Reading The Palm Desktop Files

A project I took on was to access the Windows DAT files created by the Palm Desktop software. Not being particularly familiar with C programming, I choose to approach the problem with a combination of QBasic and Perl programming.

The starting point was to find out the data structure of the files. A great beginning was Nico Seessle's page on the subject. The specifications Nico documented are pretty close to structure that I found by examining the files. Some minor differences were found, likely due to revisions to the desktop software. The bigger issues were figuring out how to read and interpret the storage structures.


The Cstring storage format is pretty straightforward;

Visually, a sixteen byte string "this is a string" would be stored as follows

Offset      Value   Description

    0          0x10    Hex string length of 16
    1          this is a string  

For a longer (over 254 bytes) string, it would look like this

Offset      Value   Description

    0          0xFF     Flag, string over 254 bytes
    1          0x012C Short, dec val 300
    3          a very long string of 300 characters...

The following Perl code will read a Cstring correctly:

read (ADDR, $length, 1) or die "unable to read $1\n";
  $length = unpack ("C", $length);
  if ($length == 0xFF) {
      read (ADDR, $length, 2) or die "unable to read$1\n";
      $length = unpack ("s", $length);
  read (ADDR, $string, $length) or 
        die "unable to read$1\n" unless ($length == 0);

The following QBasic example program reads the memopad.dat file. This program has to deal with the issues of;

  1. converting the shorts and longs to a usable form
  2. reading Cstrings

Pay particular attention to the GetShort, GetLong, GetStrg routines at the end... they are the key. Also, note that the shorts and longs are stored in memopad.dat in least significant to most significant byte order, i.e., the long value for integer 1 is stored as

Shorts are the same way, integer 1 would be stored as

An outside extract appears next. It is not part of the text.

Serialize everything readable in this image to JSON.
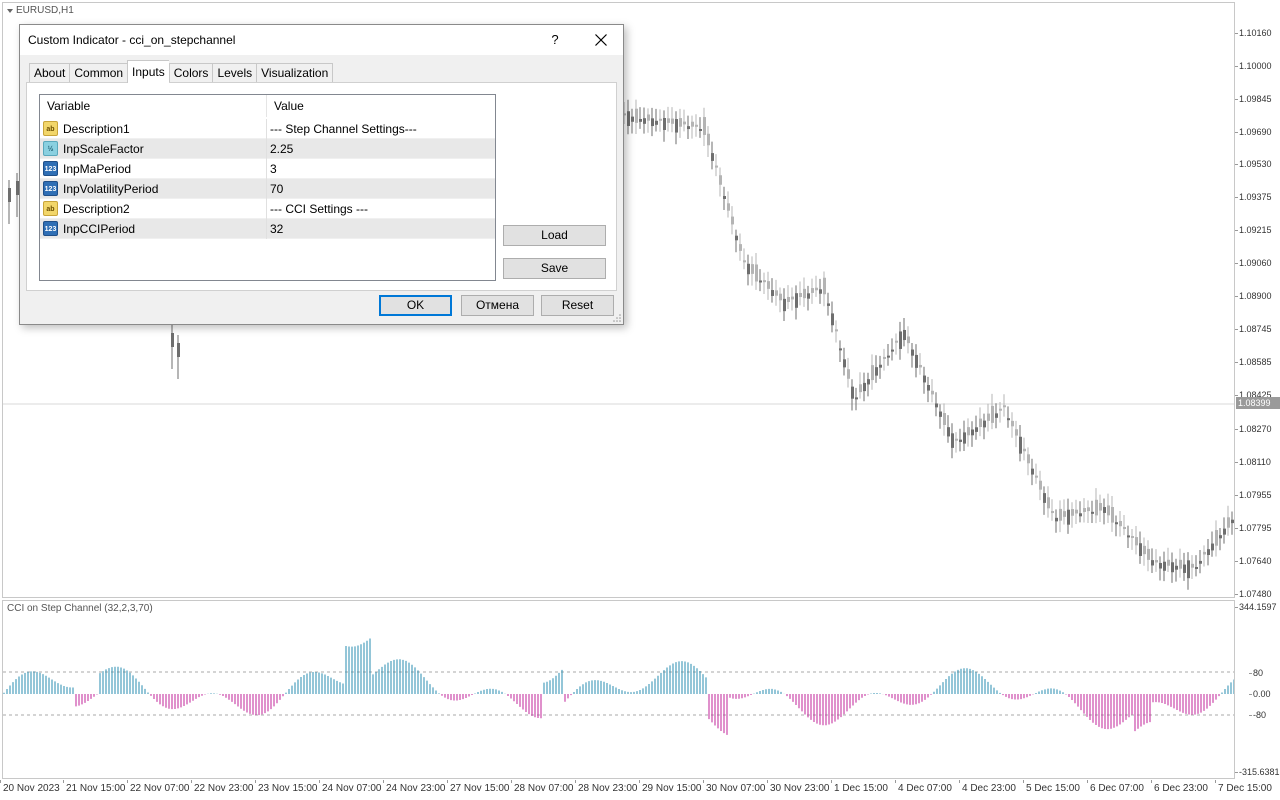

The conversion routines in memopad.bas take this into account. Be aware that longs can have a value that ranges from 0 to 4,294,967,295 so you need to make sure that the data type you use in your chosen language supports a number that large.